If you live in warmer climes, you probably have enjoyed your British car throughout winter and spring. For you, British Car Week is a great time to hook up with your Northern counterparts in full force to show off your classic cars to townspeople in communities far and wide.
From reports I receive every year, some people feel they’re the only British car driver in their city or town. But I tell them that even though they may seem to be alone on the roads, there is a huge population of onlookers who can’t help but take notice of their unique cars. If not for this experience, many of them would never know about these vehicles, or have the chance to become enthusiasts themselves.
The British car hobby can’t afford to be forgotten. For this reason, I like to think of our efforts to promote the hobby as “paying it forward.” What better way to do so, while also having fun!
Most people have had the experience of having someone perform an act of kindness towards them, and they appreciate it so much that they pass it on to another person. The feeling is often as good for the giver as it is for the recipient.
Seeing you with a smile on your face, having fun with your British car — whether it’s on a drive around town or just rolling it out on the driveway for a wash and a polish — just might spark enough interest in other people to want to learn more about these vehicles, and even to become owners themselves someday. By spreading your enthusiasm, you are doing them a favor!
Many of the original people who were instrumental in the design and development of our beloved British classics, as well as those who helped make them well known throughout the world, are no longer with us. Original owners are becoming few and far between, and their cars may well find new owners to care for them and enjoy them. But there is also the risk that they may be abandoned in a dark and gloomy place to be forgotten about, or, worse yet, parked at an undesirable place outdoors to wither away.
Let’s not let that happen. This year, during the week of May 27th through June 4th, “pay it forward” to the next generation of British car owners. Take the time and spend it with your favorite British car, doing what you enjoy most.
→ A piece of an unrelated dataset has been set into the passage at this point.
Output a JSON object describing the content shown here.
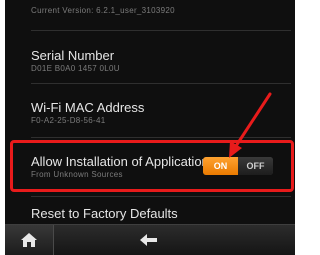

Plant the seed that will give people in your neighborhood a yearning to return to a time when driving was not only pure and simple, but entertaining — and you will help keep our hobby flourishing for years to come.
So grab your goggles and driving gloves, and top off your dashpots! It’s time to have some fun! See you on the road.